**The problem**:
Set down the whole listing below exactly. The pictures stay out.

**Entries provided**:

----

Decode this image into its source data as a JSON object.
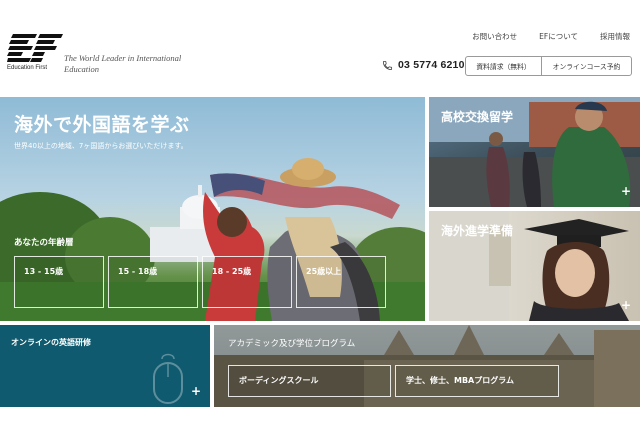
{
  "brand": {
    "logo_text": "EF",
    "logo_caption": "Education First",
    "tagline": "The World Leader in International Education"
  },
  "top_links": [
    "お問い合わせ",
    "EFについて",
    "採用情報"
  ],
  "phone": {
    "icon": "phone-icon",
    "number": "03 5774 6210"
  },
  "buttons": {
    "brochure": "資料請求（無料）",
    "online_booking": "オンラインコース予約"
  },
  "hero": {
    "title": "海外で外国語を学ぶ",
    "subtitle": "世界40以上の地域、7ヶ国語からお選びいただけます。",
    "age_label": "あなたの年齢層",
    "age_options": [
      "13 - 15歳",
      "15 - 18歳",
      "18 - 25歳",
      "25歳以上"
    ]
  },
  "tiles": {
    "exchange": {
      "title": "高校交換留学",
      "plus": "+"
    },
    "prep": {
      "title": "海外進学準備",
      "plus": "+"
    },
    "online": {
      "title": "オンラインの英語研修",
      "plus": "+",
      "icon": "mouse-icon"
    },
    "academic": {
      "title": "アカデミック及び学位プログラム",
      "buttons": [
        "ボーディングスクール",
        "学士、修士、MBAプログラム"
      ]
    }
  },
  "colors": {
    "online_tile": "#0f5a6e",
    "header_bg": "#ffffff"
  }
}
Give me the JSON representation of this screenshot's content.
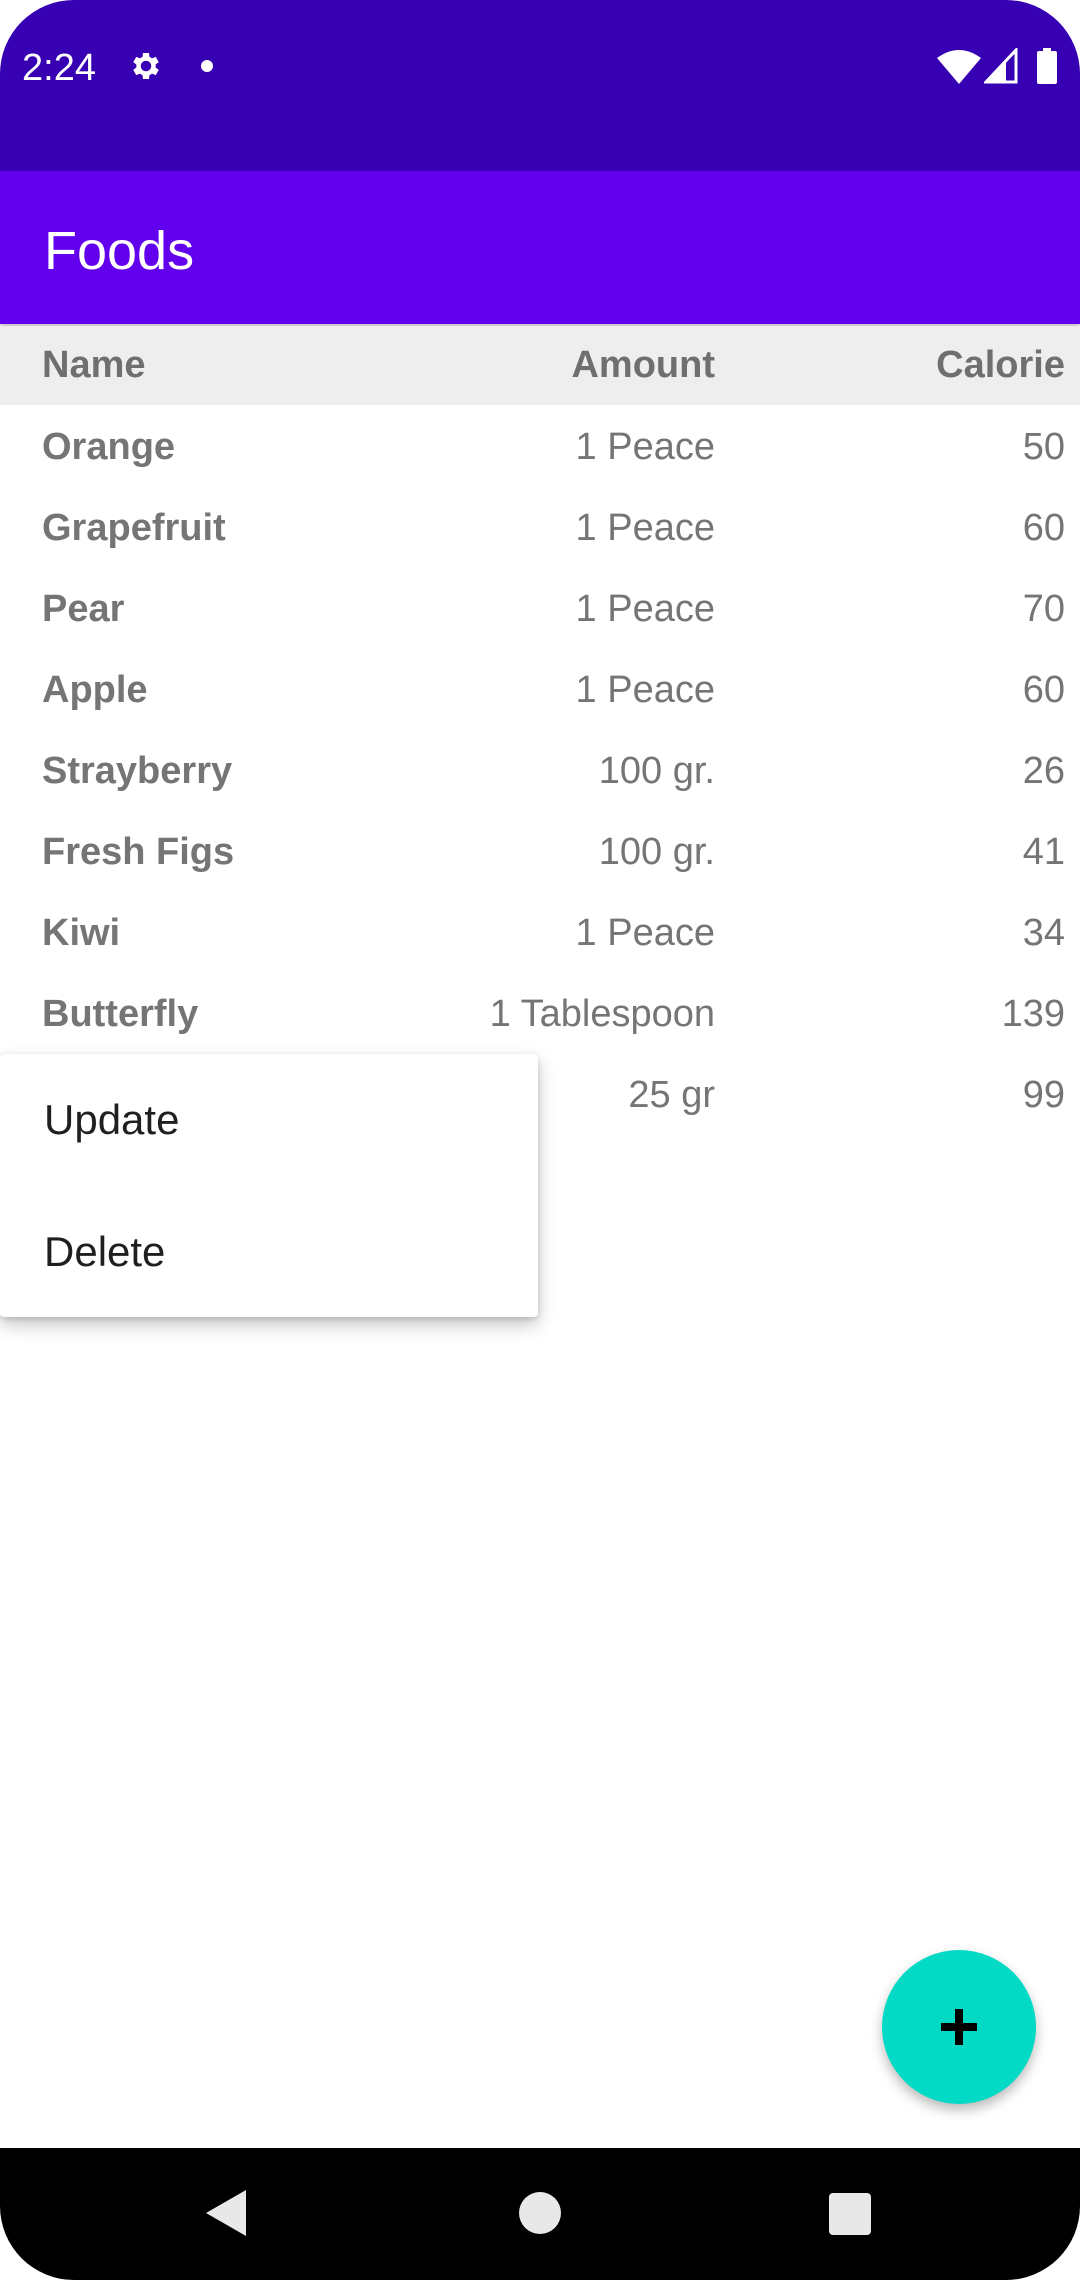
{
  "status_bar": {
    "time": "2:24"
  },
  "app_bar": {
    "title": "Foods"
  },
  "table": {
    "headers": {
      "name": "Name",
      "amount": "Amount",
      "calorie": "Calorie"
    },
    "rows": [
      {
        "name": "Orange",
        "amount": "1 Peace",
        "calorie": "50"
      },
      {
        "name": "Grapefruit",
        "amount": "1 Peace",
        "calorie": "60"
      },
      {
        "name": "Pear",
        "amount": "1 Peace",
        "calorie": "70"
      },
      {
        "name": "Apple",
        "amount": "1 Peace",
        "calorie": "60"
      },
      {
        "name": "Strayberry",
        "amount": "100 gr.",
        "calorie": "26"
      },
      {
        "name": "Fresh Figs",
        "amount": "100 gr.",
        "calorie": "41"
      },
      {
        "name": "Kiwi",
        "amount": "1 Peace",
        "calorie": "34"
      },
      {
        "name": "Butterfly",
        "amount": "1 Tablespoon",
        "calorie": "139"
      },
      {
        "name": "",
        "amount": "25 gr",
        "calorie": "99"
      }
    ]
  },
  "context_menu": {
    "items": [
      {
        "label": "Update"
      },
      {
        "label": "Delete"
      }
    ]
  },
  "fab": {
    "icon": "plus-icon"
  },
  "colors": {
    "status_bar": "#3700b3",
    "app_bar": "#6200ee",
    "fab": "#03dac5",
    "header_bg": "#eeeeee"
  }
}
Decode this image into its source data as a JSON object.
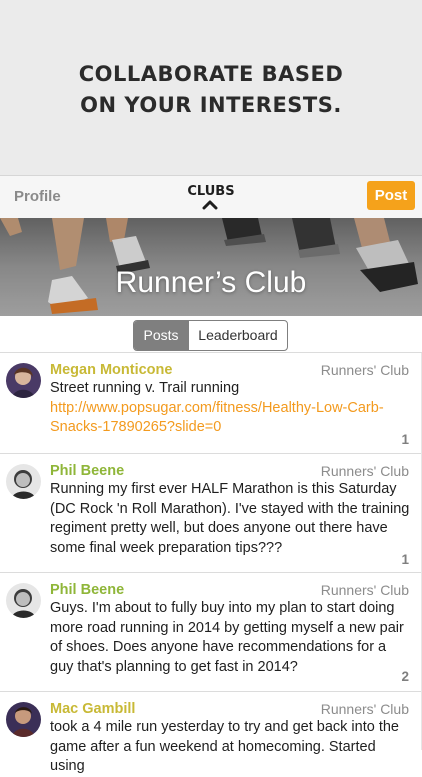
{
  "banner": {
    "line1": "COLLABORATE BASED",
    "line2": "ON YOUR INTERESTS."
  },
  "nav": {
    "profile_label": "Profile",
    "title": "CLUBS",
    "post_label": "Post"
  },
  "hero": {
    "title": "Runner’s Club"
  },
  "segments": [
    {
      "label": "Posts",
      "selected": true
    },
    {
      "label": "Leaderboard",
      "selected": false
    }
  ],
  "colors": {
    "accent": "#f5a21b",
    "author_yellow": "#c8b936",
    "author_green": "#8fb639"
  },
  "posts": [
    {
      "author": "Megan Monticone",
      "club": "Runners' Club",
      "text": "Street running v. Trail running",
      "link": "http://www.popsugar.com/fitness/Healthy-Low-Carb-Snacks-17890265?slide=0",
      "count": "1"
    },
    {
      "author": "Phil Beene",
      "club": "Runners' Club",
      "text": "Running my first ever HALF Marathon is this Saturday (DC Rock 'n Roll Marathon). I've stayed with the training regiment pretty well, but does anyone out there have some final week preparation tips???",
      "count": "1"
    },
    {
      "author": "Phil Beene",
      "club": "Runners' Club",
      "text": "Guys. I'm about to fully buy into my plan to start doing more road running in 2014 by getting myself a new pair of shoes. Does anyone have recommendations for a guy that's planning to get fast in 2014?",
      "count": "2"
    },
    {
      "author": "Mac Gambill",
      "club": "Runners' Club",
      "text": "took a 4 mile run yesterday to try and get back into the game after a fun weekend at homecoming. Started using"
    }
  ]
}
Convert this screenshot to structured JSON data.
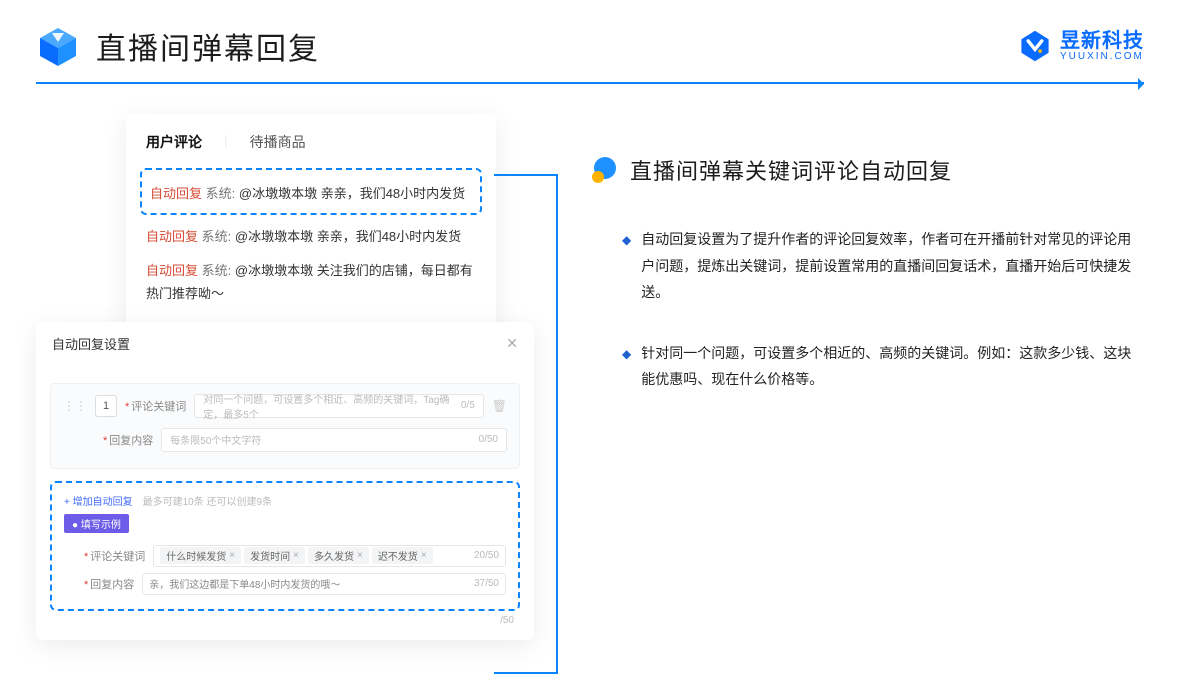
{
  "header": {
    "title": "直播间弹幕回复",
    "logo_text": "昱新科技",
    "logo_sub": "YUUXIN.COM"
  },
  "comments": {
    "tab_active": "用户评论",
    "tab_other": "待播商品",
    "highlighted": {
      "auto": "自动回复",
      "sys": "系统:",
      "text": "@冰墩墩本墩 亲亲，我们48小时内发货"
    },
    "line2": {
      "auto": "自动回复",
      "sys": "系统:",
      "text": "@冰墩墩本墩 亲亲，我们48小时内发货"
    },
    "line3": {
      "auto": "自动回复",
      "sys": "系统:",
      "text": "@冰墩墩本墩 关注我们的店铺，每日都有热门推荐呦～"
    }
  },
  "settings": {
    "title": "自动回复设置",
    "seq": "1",
    "kw_label": "评论关键词",
    "kw_placeholder": "对同一个问题，可设置多个相近、高频的关键词，Tag确定，最多5个",
    "kw_count": "0/5",
    "content_label": "回复内容",
    "content_placeholder": "每条限50个中文字符",
    "content_count": "0/50",
    "add_link": "+ 增加自动回复",
    "add_hint": "最多可建10条 还可以创建9条",
    "example_chip": "● 填写示例",
    "ex_kw_label": "评论关键词",
    "ex_tags": [
      "什么时候发货",
      "发货时间",
      "多久发货",
      "迟不发货"
    ],
    "ex_kw_count": "20/50",
    "ex_content_label": "回复内容",
    "ex_content_text": "亲，我们这边都是下单48小时内发货的哦～",
    "ex_content_count": "37/50",
    "outer_count": "/50"
  },
  "right": {
    "section_title": "直播间弹幕关键词评论自动回复",
    "bullet1": "自动回复设置为了提升作者的评论回复效率，作者可在开播前针对常见的评论用户问题，提炼出关键词，提前设置常用的直播间回复话术，直播开始后可快捷发送。",
    "bullet2": "针对同一个问题，可设置多个相近的、高频的关键词。例如：这款多少钱、这块能优惠吗、现在什么价格等。"
  }
}
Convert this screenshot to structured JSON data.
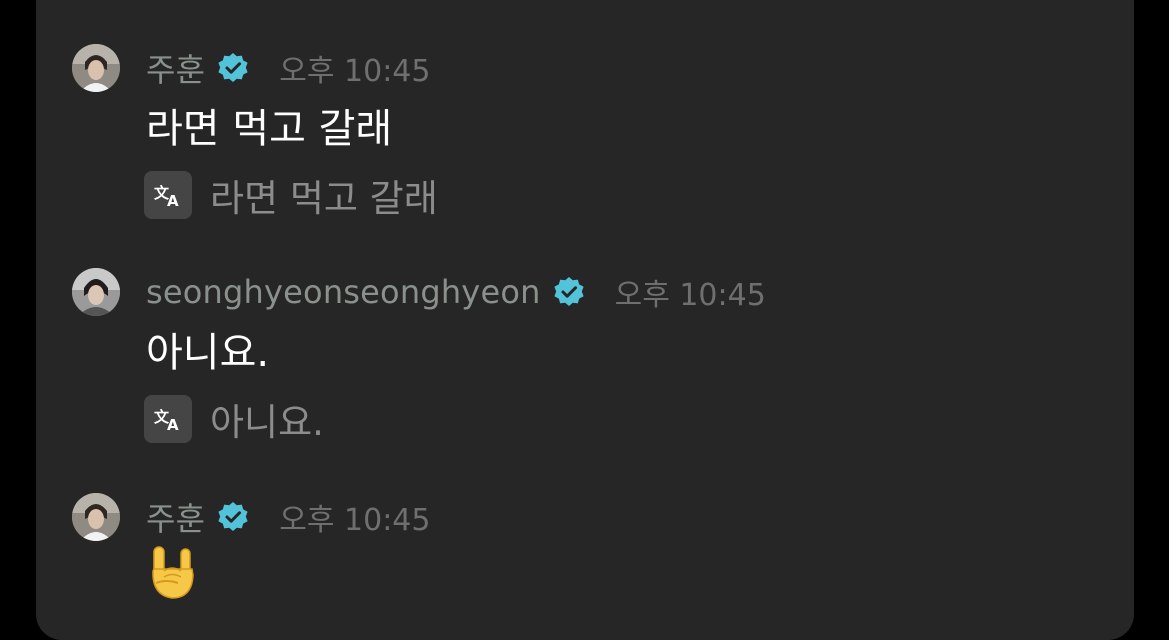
{
  "messages": [
    {
      "username": "주훈",
      "verified_icon": "verified-badge-icon",
      "timestamp": "오후 10:45",
      "text": "라면 먹고 갈래",
      "translation_icon": "translate-icon",
      "translation": "라면 먹고 갈래"
    },
    {
      "username": "seonghyeonseonghyeon",
      "verified_icon": "verified-badge-icon",
      "timestamp": "오후 10:45",
      "text": "아니요.",
      "translation_icon": "translate-icon",
      "translation": "아니요."
    },
    {
      "username": "주훈",
      "verified_icon": "verified-badge-icon",
      "timestamp": "오후 10:45",
      "emoji_icon": "rock-on-hand-emoji"
    }
  ],
  "colors": {
    "panel_background": "#262626",
    "verified_badge": "#52c3d9",
    "username": "#8a918b",
    "timestamp": "#6f6f6f",
    "translation_text": "#8c8c8c"
  }
}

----

**Solution for this exercise**:
Decode this image into its source data as a JSON object.
{
  "brand": {
    "logo_text": "EF",
    "logo_caption": "Education First",
    "tagline": "The World Leader in International Education"
  },
  "top_links": [
    "お問い合わせ",
    "EFについて",
    "採用情報"
  ],
  "phone": {
    "icon": "phone-icon",
    "number": "03 5774 6210"
  },
  "buttons": {
    "brochure": "資料請求（無料）",
    "online_booking": "オンラインコース予約"
  },
  "hero": {
    "title": "海外で外国語を学ぶ",
    "subtitle": "世界40以上の地域、7ヶ国語からお選びいただけます。",
    "age_label": "あなたの年齢層",
    "age_options": [
      "13 - 15歳",
      "15 - 18歳",
      "18 - 25歳",
      "25歳以上"
    ]
  },
  "tiles": {
    "exchange": {
      "title": "高校交換留学",
      "plus": "+"
    },
    "prep": {
      "title": "海外進学準備",
      "plus": "+"
    },
    "online": {
      "title": "オンラインの英語研修",
      "plus": "+",
      "icon": "mouse-icon"
    },
    "academic": {
      "title": "アカデミック及び学位プログラム",
      "buttons": [
        "ボーディングスクール",
        "学士、修士、MBAプログラム"
      ]
    }
  },
  "colors": {
    "online_tile": "#0f5a6e",
    "header_bg": "#ffffff"
  }
}
Give me the JSON representation of this screenshot's content.
{
  "status_bar": {
    "time": "2:24"
  },
  "app_bar": {
    "title": "Foods"
  },
  "table": {
    "headers": {
      "name": "Name",
      "amount": "Amount",
      "calorie": "Calorie"
    },
    "rows": [
      {
        "name": "Orange",
        "amount": "1 Peace",
        "calorie": "50"
      },
      {
        "name": "Grapefruit",
        "amount": "1 Peace",
        "calorie": "60"
      },
      {
        "name": "Pear",
        "amount": "1 Peace",
        "calorie": "70"
      },
      {
        "name": "Apple",
        "amount": "1 Peace",
        "calorie": "60"
      },
      {
        "name": "Strayberry",
        "amount": "100 gr.",
        "calorie": "26"
      },
      {
        "name": "Fresh Figs",
        "amount": "100 gr.",
        "calorie": "41"
      },
      {
        "name": "Kiwi",
        "amount": "1 Peace",
        "calorie": "34"
      },
      {
        "name": "Butterfly",
        "amount": "1 Tablespoon",
        "calorie": "139"
      },
      {
        "name": "",
        "amount": "25 gr",
        "calorie": "99"
      }
    ]
  },
  "context_menu": {
    "items": [
      {
        "label": "Update"
      },
      {
        "label": "Delete"
      }
    ]
  },
  "fab": {
    "icon": "plus-icon"
  },
  "colors": {
    "status_bar": "#3700b3",
    "app_bar": "#6200ee",
    "fab": "#03dac5",
    "header_bg": "#eeeeee"
  }
}
Decode this image into its source data as a JSON object.
{
  "banner": {
    "line1": "COLLABORATE BASED",
    "line2": "ON YOUR INTERESTS."
  },
  "nav": {
    "profile_label": "Profile",
    "title": "CLUBS",
    "post_label": "Post"
  },
  "hero": {
    "title": "Runner’s Club"
  },
  "segments": [
    {
      "label": "Posts",
      "selected": true
    },
    {
      "label": "Leaderboard",
      "selected": false
    }
  ],
  "colors": {
    "accent": "#f5a21b",
    "author_yellow": "#c8b936",
    "author_green": "#8fb639"
  },
  "posts": [
    {
      "author": "Megan Monticone",
      "club": "Runners' Club",
      "text": "Street running v. Trail running",
      "link": "http://www.popsugar.com/fitness/Healthy-Low-Carb-Snacks-17890265?slide=0",
      "count": "1"
    },
    {
      "author": "Phil Beene",
      "club": "Runners' Club",
      "text": "Running my first ever HALF Marathon is this Saturday (DC Rock 'n Roll Marathon). I've stayed with the training regiment pretty well, but does anyone out there have some final week preparation tips???",
      "count": "1"
    },
    {
      "author": "Phil Beene",
      "club": "Runners' Club",
      "text": "Guys. I'm about to fully buy into my plan to start doing more road running in 2014 by getting myself a new pair of shoes. Does anyone have recommendations for a guy that's planning to get fast in 2014?",
      "count": "2"
    },
    {
      "author": "Mac Gambill",
      "club": "Runners' Club",
      "text": "took a 4 mile run yesterday to try and get back into the game after a fun weekend at homecoming. Started using"
    }
  ]
}
Convert this screenshot to structured JSON data.
{
  "header": {
    "title": "直播间弹幕回复",
    "logo_text": "昱新科技",
    "logo_sub": "YUUXIN.COM"
  },
  "comments": {
    "tab_active": "用户评论",
    "tab_other": "待播商品",
    "highlighted": {
      "auto": "自动回复",
      "sys": "系统:",
      "text": "@冰墩墩本墩 亲亲，我们48小时内发货"
    },
    "line2": {
      "auto": "自动回复",
      "sys": "系统:",
      "text": "@冰墩墩本墩 亲亲，我们48小时内发货"
    },
    "line3": {
      "auto": "自动回复",
      "sys": "系统:",
      "text": "@冰墩墩本墩 关注我们的店铺，每日都有热门推荐呦～"
    }
  },
  "settings": {
    "title": "自动回复设置",
    "seq": "1",
    "kw_label": "评论关键词",
    "kw_placeholder": "对同一个问题，可设置多个相近、高频的关键词，Tag确定，最多5个",
    "kw_count": "0/5",
    "content_label": "回复内容",
    "content_placeholder": "每条限50个中文字符",
    "content_count": "0/50",
    "add_link": "+ 增加自动回复",
    "add_hint": "最多可建10条 还可以创建9条",
    "example_chip": "● 填写示例",
    "ex_kw_label": "评论关键词",
    "ex_tags": [
      "什么时候发货",
      "发货时间",
      "多久发货",
      "迟不发货"
    ],
    "ex_kw_count": "20/50",
    "ex_content_label": "回复内容",
    "ex_content_text": "亲，我们这边都是下单48小时内发货的哦～",
    "ex_content_count": "37/50",
    "outer_count": "/50"
  },
  "right": {
    "section_title": "直播间弹幕关键词评论自动回复",
    "bullet1": "自动回复设置为了提升作者的评论回复效率，作者可在开播前针对常见的评论用户问题，提炼出关键词，提前设置常用的直播间回复话术，直播开始后可快捷发送。",
    "bullet2": "针对同一个问题，可设置多个相近的、高频的关键词。例如：这款多少钱、这块能优惠吗、现在什么价格等。"
  }
}
Convert this screenshot to structured JSON data.
{
  "messages": [
    {
      "username": "주훈",
      "verified_icon": "verified-badge-icon",
      "timestamp": "오후 10:45",
      "text": "라면 먹고 갈래",
      "translation_icon": "translate-icon",
      "translation": "라면 먹고 갈래"
    },
    {
      "username": "seonghyeonseonghyeon",
      "verified_icon": "verified-badge-icon",
      "timestamp": "오후 10:45",
      "text": "아니요.",
      "translation_icon": "translate-icon",
      "translation": "아니요."
    },
    {
      "username": "주훈",
      "verified_icon": "verified-badge-icon",
      "timestamp": "오후 10:45",
      "emoji_icon": "rock-on-hand-emoji"
    }
  ],
  "colors": {
    "panel_background": "#262626",
    "verified_badge": "#52c3d9",
    "username": "#8a918b",
    "timestamp": "#6f6f6f",
    "translation_text": "#8c8c8c"
  }
}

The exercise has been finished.